Well, excuse me while I throw away my first draft, won't you?
For quite a while, Sunday night's Oscars seemed fairly tame. La La Land, the retro musical with Emma Stone and Ryan Gosling, came into the Oscars as a favorite, having tied the nomination record with a total of 14. It took a while for it to get going, as the early awards were spread out across a variety of nominees. But indeed, by the time they prepared to announce best picture, La La Land had gone on a late run and nabbed six awards: for production design, cinematography, best original score, best original song ("City Of Stars"), best actress (Stone) and best director. Its path to best picture seemed clear.
Faye Dunaway and Warren Beatty took the stage to announce best picture and Beatty looked at the card and paused. And then he paused more. He handed it to Dunaway, and she read the card: "La La Land." The producers and cast of the heavily favored film took the stage, and several of them spoke. But then, with the throng still onstage, producer Jordan Horowitz — who had already given his heartfelt thanks — returned to the microphone and announced that there had been a mistake. In fact, best picture had not been won by La La Land, but by Moonlight, a beautiful, moving and very inexpensive independent coming-of-age drama. Beatty, still onstage and trying to explain while surrounded by shocked producers and actors, blamed it on confusion with the card from the previous award: Emma Stone, in La La Land. But either way, the Moonlight producers stepped up and took an award that many in the room and many watching at home were already irate that they hadn't won.
It hadn't been all that unexpected an evening until then. The Oscar telecast hadn't begun with a cornball movie-themed musical number, but with Justin Timberlake performing "Can't Stop The Feeling," his nominated song from the animated movie Trolls.
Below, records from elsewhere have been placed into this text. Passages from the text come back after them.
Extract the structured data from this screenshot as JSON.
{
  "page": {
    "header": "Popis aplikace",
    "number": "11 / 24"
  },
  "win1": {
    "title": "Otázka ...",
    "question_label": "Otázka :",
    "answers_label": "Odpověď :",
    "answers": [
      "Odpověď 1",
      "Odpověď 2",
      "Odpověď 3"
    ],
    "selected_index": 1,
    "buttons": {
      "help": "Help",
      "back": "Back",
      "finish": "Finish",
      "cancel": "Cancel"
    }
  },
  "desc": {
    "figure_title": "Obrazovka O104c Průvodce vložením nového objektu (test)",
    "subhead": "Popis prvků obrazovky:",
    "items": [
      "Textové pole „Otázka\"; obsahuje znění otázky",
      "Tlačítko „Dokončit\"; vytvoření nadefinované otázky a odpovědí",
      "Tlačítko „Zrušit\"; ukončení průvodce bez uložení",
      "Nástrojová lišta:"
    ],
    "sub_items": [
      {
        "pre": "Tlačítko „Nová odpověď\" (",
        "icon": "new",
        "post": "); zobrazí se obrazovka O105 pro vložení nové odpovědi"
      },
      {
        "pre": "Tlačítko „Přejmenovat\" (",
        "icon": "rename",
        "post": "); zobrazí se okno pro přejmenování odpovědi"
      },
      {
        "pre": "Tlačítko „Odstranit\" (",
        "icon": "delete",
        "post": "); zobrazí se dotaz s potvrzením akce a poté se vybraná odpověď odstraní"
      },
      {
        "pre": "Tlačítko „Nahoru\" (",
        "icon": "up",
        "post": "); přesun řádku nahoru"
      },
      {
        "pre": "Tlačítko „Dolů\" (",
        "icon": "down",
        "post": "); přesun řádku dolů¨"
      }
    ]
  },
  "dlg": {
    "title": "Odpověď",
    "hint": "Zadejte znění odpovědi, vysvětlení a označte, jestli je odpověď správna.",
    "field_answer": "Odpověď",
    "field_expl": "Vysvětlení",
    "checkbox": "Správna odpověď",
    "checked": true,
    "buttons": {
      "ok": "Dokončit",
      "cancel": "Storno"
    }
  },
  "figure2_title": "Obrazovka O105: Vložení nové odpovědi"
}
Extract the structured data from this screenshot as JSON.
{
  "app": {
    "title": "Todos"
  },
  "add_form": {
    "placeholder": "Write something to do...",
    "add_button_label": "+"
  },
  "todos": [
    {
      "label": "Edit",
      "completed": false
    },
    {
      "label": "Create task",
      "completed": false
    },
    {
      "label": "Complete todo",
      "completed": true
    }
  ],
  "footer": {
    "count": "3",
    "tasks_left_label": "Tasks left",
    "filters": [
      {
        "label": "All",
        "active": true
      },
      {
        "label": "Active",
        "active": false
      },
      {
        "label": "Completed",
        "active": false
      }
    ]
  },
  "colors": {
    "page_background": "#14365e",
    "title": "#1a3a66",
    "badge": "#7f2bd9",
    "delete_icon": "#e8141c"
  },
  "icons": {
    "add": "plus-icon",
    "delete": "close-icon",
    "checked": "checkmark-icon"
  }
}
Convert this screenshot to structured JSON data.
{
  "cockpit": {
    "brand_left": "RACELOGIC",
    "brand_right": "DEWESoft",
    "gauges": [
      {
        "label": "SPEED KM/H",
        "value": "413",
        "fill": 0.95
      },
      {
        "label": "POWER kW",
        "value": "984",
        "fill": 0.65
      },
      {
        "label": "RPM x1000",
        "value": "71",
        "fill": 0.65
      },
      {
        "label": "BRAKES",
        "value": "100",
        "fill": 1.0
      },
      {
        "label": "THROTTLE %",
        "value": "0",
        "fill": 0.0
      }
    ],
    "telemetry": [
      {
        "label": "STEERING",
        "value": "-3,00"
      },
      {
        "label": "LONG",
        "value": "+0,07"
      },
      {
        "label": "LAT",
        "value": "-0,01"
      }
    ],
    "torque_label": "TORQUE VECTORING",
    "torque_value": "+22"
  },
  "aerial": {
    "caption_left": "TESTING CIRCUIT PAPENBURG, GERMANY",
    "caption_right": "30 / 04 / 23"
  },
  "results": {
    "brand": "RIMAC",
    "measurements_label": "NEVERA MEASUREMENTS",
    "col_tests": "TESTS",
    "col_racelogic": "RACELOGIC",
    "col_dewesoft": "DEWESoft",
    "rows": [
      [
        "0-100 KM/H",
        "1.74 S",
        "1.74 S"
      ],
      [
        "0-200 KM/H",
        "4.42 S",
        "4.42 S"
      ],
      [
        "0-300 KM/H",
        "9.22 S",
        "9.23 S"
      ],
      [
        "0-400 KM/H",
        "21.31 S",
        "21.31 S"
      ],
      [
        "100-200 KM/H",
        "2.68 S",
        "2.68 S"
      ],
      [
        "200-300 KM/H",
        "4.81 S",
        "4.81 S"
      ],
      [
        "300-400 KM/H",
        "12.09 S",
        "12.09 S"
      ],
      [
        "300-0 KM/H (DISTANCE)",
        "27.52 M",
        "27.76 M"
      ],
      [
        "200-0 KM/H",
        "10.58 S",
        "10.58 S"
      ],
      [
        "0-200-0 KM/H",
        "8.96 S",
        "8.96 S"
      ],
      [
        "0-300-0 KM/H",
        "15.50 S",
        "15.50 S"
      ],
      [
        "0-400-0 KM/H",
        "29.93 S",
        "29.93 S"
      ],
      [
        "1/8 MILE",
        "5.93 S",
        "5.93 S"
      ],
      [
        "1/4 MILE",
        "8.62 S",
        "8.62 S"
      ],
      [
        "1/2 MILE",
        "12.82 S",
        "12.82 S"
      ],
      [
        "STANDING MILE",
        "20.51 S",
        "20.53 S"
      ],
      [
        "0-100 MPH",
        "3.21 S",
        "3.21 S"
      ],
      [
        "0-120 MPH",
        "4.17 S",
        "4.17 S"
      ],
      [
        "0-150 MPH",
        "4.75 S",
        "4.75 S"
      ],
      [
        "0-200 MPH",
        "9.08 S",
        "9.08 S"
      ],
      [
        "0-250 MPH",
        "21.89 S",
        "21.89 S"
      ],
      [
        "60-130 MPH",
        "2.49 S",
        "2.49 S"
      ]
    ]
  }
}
After guiding an auditorium full of celebrities through some very awkward dancing, Timberlake yielded the stage to first-time host Jimmy Kimmel.
Kimmel's monologue was about average for such things, laced with politics as you might expect (Kimmel thanked President Trump and said, "Remember when it seemed like the Oscars were racist?") but also heavy on the kinds of jokes that would be B-minus jokes on an average late-night monologue (for instance, his quip that if Amazon won an Oscar for Manchester By The Sea, it would be delivered "in two to five business days").